Your goal - The word to find is "title". State how many lines below contain it, giving only the number.
Records shown: Begin
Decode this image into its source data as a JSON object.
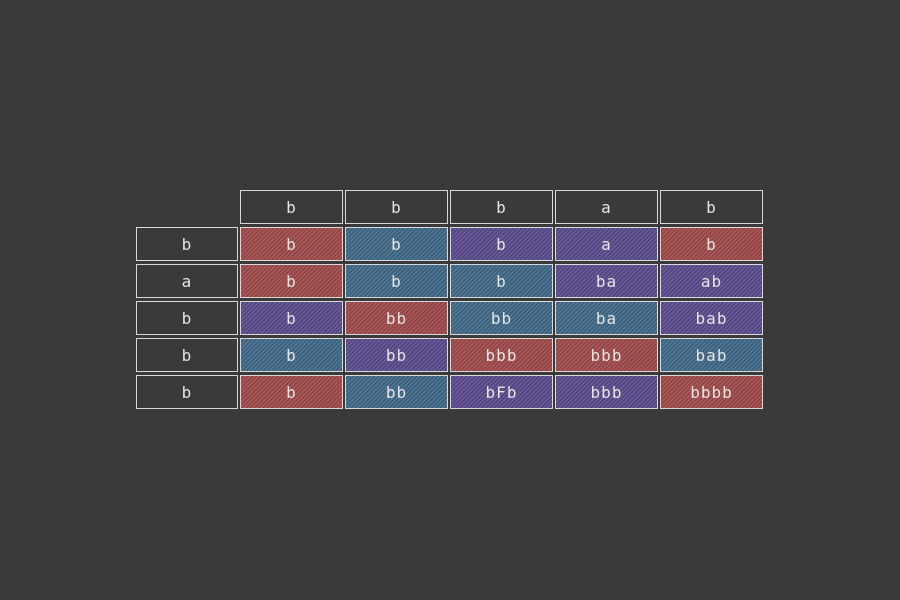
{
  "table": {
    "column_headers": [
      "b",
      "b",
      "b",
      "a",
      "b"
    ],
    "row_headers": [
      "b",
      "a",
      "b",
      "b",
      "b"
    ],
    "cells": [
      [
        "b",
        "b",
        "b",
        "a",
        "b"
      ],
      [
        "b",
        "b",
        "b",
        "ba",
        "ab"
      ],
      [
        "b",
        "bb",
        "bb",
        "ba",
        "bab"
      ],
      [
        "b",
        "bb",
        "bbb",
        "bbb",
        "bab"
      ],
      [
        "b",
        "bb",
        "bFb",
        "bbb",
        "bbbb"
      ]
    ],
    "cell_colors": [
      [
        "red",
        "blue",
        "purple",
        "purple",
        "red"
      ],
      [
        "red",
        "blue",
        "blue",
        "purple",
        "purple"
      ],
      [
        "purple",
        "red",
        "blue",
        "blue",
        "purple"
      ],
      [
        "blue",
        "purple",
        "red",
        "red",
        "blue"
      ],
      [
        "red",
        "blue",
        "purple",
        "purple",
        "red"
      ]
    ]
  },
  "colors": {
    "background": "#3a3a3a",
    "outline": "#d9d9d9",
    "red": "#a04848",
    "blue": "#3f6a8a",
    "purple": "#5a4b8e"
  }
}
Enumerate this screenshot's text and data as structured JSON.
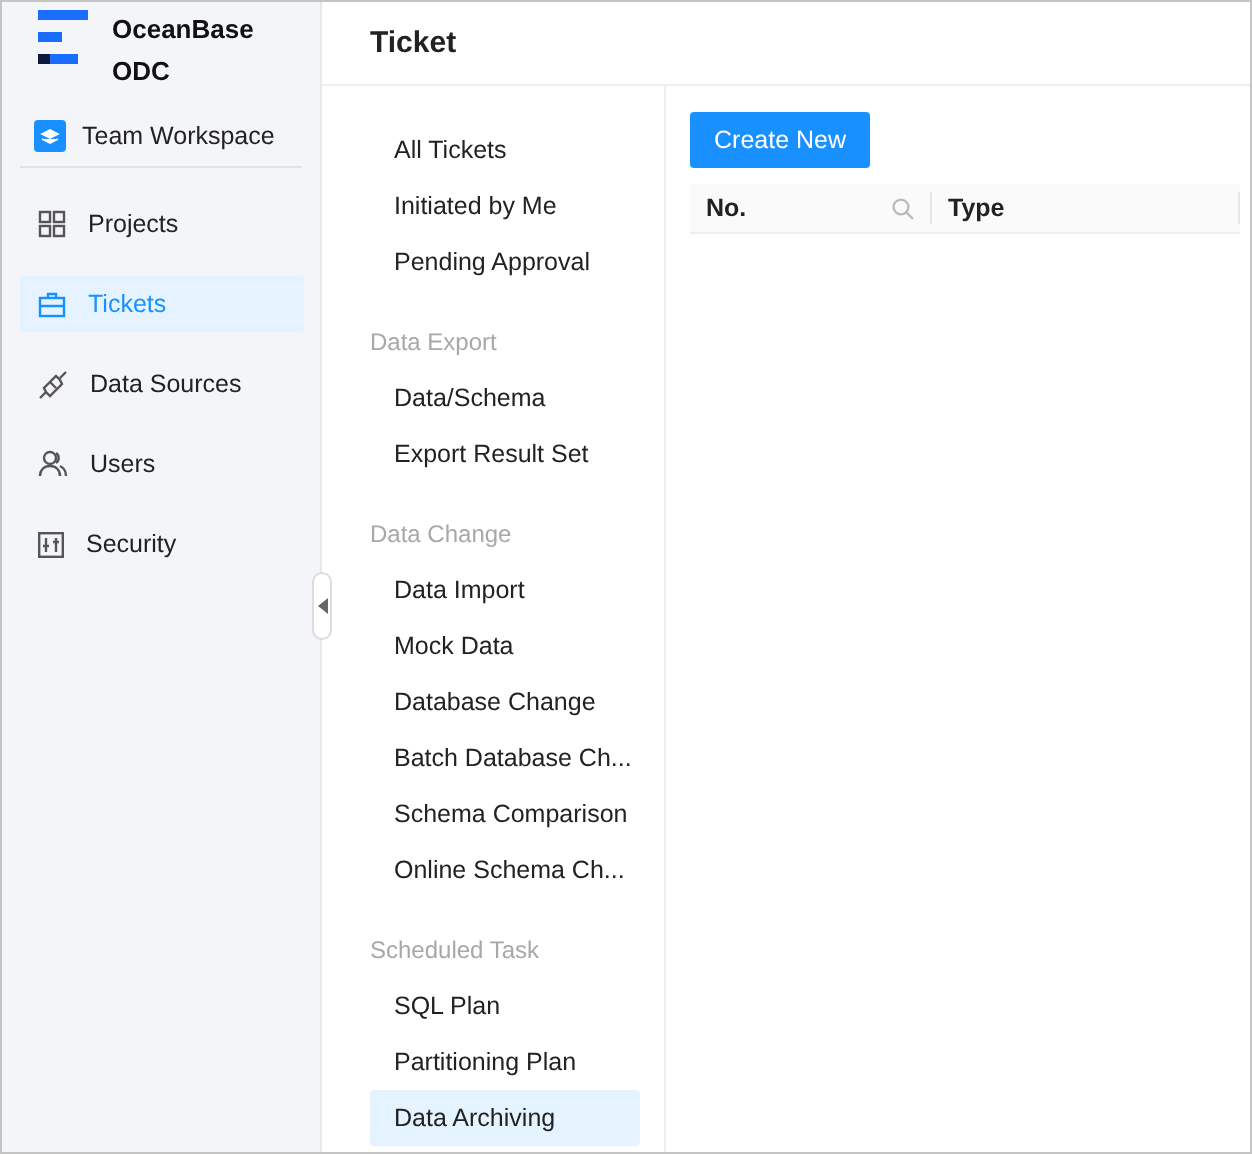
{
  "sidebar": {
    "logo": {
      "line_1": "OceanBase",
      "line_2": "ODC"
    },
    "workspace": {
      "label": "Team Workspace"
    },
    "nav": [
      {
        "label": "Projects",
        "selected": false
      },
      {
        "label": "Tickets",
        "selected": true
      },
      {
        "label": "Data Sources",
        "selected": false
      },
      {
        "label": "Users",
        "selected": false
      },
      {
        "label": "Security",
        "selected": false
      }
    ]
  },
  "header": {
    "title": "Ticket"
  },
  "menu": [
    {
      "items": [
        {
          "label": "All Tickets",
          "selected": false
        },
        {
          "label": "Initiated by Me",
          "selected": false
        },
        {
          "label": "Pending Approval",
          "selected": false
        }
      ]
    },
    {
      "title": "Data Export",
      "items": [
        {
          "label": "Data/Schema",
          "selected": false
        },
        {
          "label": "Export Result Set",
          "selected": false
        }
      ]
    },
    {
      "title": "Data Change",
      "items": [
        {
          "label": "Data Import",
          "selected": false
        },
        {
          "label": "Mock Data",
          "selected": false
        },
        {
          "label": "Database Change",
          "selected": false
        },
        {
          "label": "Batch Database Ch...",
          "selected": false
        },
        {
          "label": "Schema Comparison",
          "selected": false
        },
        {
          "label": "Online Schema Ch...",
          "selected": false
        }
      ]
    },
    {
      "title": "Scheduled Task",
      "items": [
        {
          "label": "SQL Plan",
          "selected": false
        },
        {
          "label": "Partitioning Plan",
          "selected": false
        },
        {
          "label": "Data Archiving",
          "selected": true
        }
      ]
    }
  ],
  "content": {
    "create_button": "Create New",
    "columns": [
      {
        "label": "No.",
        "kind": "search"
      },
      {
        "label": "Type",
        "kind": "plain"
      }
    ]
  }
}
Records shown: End
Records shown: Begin
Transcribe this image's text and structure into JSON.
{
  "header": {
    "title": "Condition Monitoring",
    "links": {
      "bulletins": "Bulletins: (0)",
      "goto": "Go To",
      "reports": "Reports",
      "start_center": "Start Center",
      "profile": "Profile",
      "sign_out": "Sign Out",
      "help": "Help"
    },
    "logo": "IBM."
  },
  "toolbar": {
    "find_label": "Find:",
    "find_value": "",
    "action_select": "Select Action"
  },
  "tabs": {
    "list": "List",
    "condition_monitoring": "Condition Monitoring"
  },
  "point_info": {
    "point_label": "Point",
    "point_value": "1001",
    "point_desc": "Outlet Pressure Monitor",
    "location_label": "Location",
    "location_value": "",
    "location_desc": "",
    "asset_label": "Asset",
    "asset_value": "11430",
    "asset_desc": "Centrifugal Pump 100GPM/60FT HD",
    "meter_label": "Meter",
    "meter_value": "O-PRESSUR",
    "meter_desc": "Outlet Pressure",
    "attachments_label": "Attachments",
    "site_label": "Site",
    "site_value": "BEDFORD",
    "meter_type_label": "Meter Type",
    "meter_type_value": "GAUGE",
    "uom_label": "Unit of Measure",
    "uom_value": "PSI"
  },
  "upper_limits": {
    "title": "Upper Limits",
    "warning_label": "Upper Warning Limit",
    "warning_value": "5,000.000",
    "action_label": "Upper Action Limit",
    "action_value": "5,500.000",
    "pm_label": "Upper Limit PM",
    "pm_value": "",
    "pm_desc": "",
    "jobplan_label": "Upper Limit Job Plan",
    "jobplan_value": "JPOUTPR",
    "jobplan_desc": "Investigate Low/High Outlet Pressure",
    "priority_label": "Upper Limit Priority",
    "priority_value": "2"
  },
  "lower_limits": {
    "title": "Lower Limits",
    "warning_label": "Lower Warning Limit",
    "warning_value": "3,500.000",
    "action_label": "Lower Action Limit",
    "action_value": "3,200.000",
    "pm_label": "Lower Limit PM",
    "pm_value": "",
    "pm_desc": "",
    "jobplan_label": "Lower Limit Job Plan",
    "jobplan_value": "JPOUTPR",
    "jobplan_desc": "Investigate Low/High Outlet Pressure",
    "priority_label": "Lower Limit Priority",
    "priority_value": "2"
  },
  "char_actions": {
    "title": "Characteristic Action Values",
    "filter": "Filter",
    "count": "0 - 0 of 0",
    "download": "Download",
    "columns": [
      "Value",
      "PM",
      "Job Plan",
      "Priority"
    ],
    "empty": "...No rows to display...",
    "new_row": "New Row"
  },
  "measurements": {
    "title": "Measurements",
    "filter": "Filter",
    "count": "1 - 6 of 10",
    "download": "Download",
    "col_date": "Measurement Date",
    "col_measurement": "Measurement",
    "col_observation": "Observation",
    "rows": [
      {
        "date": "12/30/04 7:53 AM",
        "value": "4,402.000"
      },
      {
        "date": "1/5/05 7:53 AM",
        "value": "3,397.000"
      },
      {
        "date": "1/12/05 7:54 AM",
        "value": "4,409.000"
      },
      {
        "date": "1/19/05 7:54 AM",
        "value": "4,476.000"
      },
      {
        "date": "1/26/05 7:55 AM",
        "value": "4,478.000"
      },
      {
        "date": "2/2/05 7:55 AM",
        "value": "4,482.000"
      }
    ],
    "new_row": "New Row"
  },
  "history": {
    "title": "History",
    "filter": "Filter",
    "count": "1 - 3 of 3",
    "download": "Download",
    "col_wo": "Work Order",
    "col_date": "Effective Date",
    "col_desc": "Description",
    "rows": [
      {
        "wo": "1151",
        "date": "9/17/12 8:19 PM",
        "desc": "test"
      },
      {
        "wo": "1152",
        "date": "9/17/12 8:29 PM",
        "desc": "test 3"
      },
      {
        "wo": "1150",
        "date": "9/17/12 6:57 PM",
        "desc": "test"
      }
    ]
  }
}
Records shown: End
Expected answer - 10